Scroll to Continue
Adult males range from 40 to 52 feet and can weigh up to 45 tons. Despite their size, humpback whales are graceful acrobats. Keep your eye on the ocean and you might see one breach, propelling up to 40 percent of its body out of the water and landing on its side with a spectacular splash.
Whales have great cultural significance for Native Hawaiians. They play a large role in Hawaiian legend—including one creation story—and appear in ancient petroglyphs on several islands. The return of the kohola (humpback whale) is considered more of a homecoming than a visit. Humpback whales are born in Hawaiian waters, making them kamaaina (native born). Some Native Hawaiians also believe the whales are aumakua (family guardians), so these gentle giants are treated with great respect.
Cultural Significance of Whales in Hawaii
Although humpback whales can be seen from all of the Hawaiian Islands, the shallow Auau Channel between Maui, Molokai and Lanai is one of the best whale-watching destinations in the world.
What's the Best Way to See Whales?
You may also spot kohola from the southern shores of Oahu, especially at Makapuu Lighthouse and along the seaside overlooks near Leahi (Diamond Head).
Kauai offers a range of whale-viewing opportunities, including Poipu Beach on the South Shore, Kilauea Lighthouse on the North Shore and Kapaa Overlook on the island’s Coconut Coast.
On the island of Hawaii, whales are often seen along the shores of the Kohala Coast, as well as Hilo Bay on the east side of the island. The Puukohola Heiau National Historic Site is another great viewing spot, with its sweeping, elevated views near Kawaihae Harbor. In fact, Puukohola literally means “hill of the whale” in Hawaiian.
Boat tours may be your best option for viewing whales up close. Hawaii has dozens of tour operators, including a few that lead kayak excursions—a thrilling way to experience these majestic mammals.
In respect for the kohola and the safety of sightseers, all watercraft must stay a minimum of 100 yards from the whales, but you'll be surprised how close you feel when a 45-ton behemoth lunges out of the sea. If a boat tour is not for you, the whales’ impressive acrobatic displays are often visible from miles away. If you're on land, keep a pair of binoculars handy because you never know when you'll see a humpback’s spout (which can be 10–20 feet tall).
The family-friendly complex is made up of over 870 privately owned one-bedroom condos – allowing you to enjoy the comforts of home at a resort-like facility.
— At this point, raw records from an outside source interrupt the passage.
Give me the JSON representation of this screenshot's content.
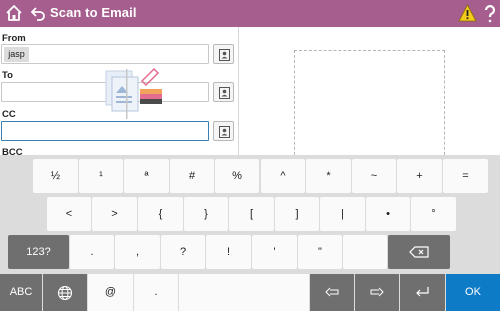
{
  "header": {
    "title": "Scan to Email",
    "home_icon": "home-icon",
    "back_icon": "back-arrow-icon",
    "warning_icon": "warning-triangle-icon",
    "help_icon": "help-icon",
    "bar_color": "#a65e8f"
  },
  "form": {
    "from_label": "From",
    "from_value": "jasp",
    "to_label": "To",
    "to_value": "",
    "cc_label": "CC",
    "cc_value": "",
    "bcc_label": "BCC",
    "address_book_icon": "address-book-icon"
  },
  "preview": {
    "placeholder_icon": "document-preview-icon"
  },
  "keyboard": {
    "row1": [
      "½",
      "¹",
      "ª",
      "#",
      "%",
      "^",
      "*",
      "~",
      "+",
      "="
    ],
    "row2": [
      "<",
      ">",
      "{",
      "}",
      "[",
      "]",
      "|",
      "•",
      "°"
    ],
    "row3_mode": "123?",
    "row3": [
      ".",
      ",",
      "?",
      "!",
      "'",
      "\""
    ],
    "row3_backspace_icon": "backspace-icon",
    "row4_abc": "ABC",
    "row4_globe_icon": "globe-icon",
    "row4_at": "@",
    "row4_dot": ".",
    "row4_left_icon": "arrow-left-icon",
    "row4_right_icon": "arrow-right-icon",
    "row4_enter_icon": "enter-icon",
    "row4_ok": "OK",
    "accent_color": "#0e7bc6"
  }
}
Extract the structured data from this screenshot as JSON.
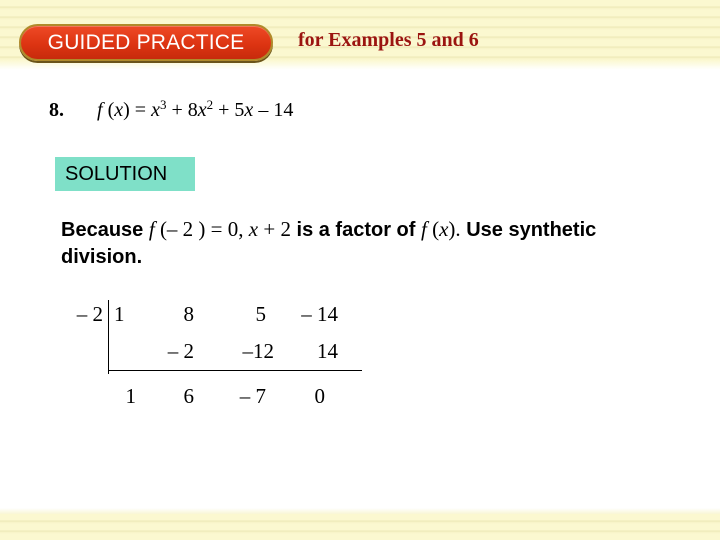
{
  "header": {
    "badge_label": "GUIDED PRACTICE",
    "examples_label": "for Examples 5 and 6",
    "colors": {
      "badge_fill": "#dd3412",
      "badge_border": "#b08a2a",
      "examples_text": "#9b1410",
      "band": "#fbf8d0"
    }
  },
  "problem": {
    "number": "8.",
    "function_name": "f",
    "open_paren": " (",
    "variable": "x",
    "close_paren": ")",
    "equals": " = ",
    "term1_var": "x",
    "term1_exp": "3",
    "plus1": " + 8",
    "term2_var": "x",
    "term2_exp": "2",
    "plus2": " + 5",
    "term3_var": "x",
    "constant": " – 14"
  },
  "solution": {
    "label": "SOLUTION",
    "color": "#7fe0c8"
  },
  "explanation": {
    "part1": "Because ",
    "f1": "f",
    "math1": " (– 2 ) = 0, ",
    "x1": "x",
    "math2": " + 2",
    "part2": " is a factor of ",
    "f2": "f",
    "math3": " (",
    "x2": "x",
    "math4": ").",
    "part3": " Use synthetic division."
  },
  "synthetic_division": {
    "divisor": "– 2",
    "coefficients": [
      "1",
      "8",
      "5",
      "– 14"
    ],
    "products": [
      "– 2",
      "–12",
      "14"
    ],
    "results": [
      "1",
      "6",
      "– 7",
      "0"
    ]
  }
}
Enjoy going to the beach, swimming in the large heated fresh water pool, soaking in one of the two Jacuzzis or the sauna, or simply relaxing.
Aulani offers a whole new world of possibilities for meetings & incentives, featuring 830 guest rooms & villas plus 50,000 square feet of eco-friendly indoor & outdoor function space combined with world-class Disney service and imagination.
Halekulani Bakery & Restaurant is the hotel’s new full-service, all-day dining room. The restaurant focuses on using indigenous ingredients in each dish and offers a locally-inspired menu in a casual setting. The Bakery will feature a variety of pastries, cakes, and artisan breads.
Located on the widest stretch of beach this is Waikiki’s only true oceanfront resort. The resort offers 22 lush acres with 5 pools, a refreshing salt water lagoon, a wide variety of shopping and dining, activities and Friday night fireworks.
Situated in the heart of Waikiki, Hard Rock Cafe Honolulu is conveniently located within walking distance to many resorts, shops, the Hawaii Convention Center, and iconic Waikiki beach. An open air venue which features veranda seating and a blue wave bar for a truly unique dining experience.
Honolulu’s Landmark Hotel is conveniently located between downtown Honolulu and Waikiki, adjacent to a major shopping center and steps from a 77-acre beach. Hotel offers 1,100 guest rooms and suites, restaurants, swimming pool, and fitness center.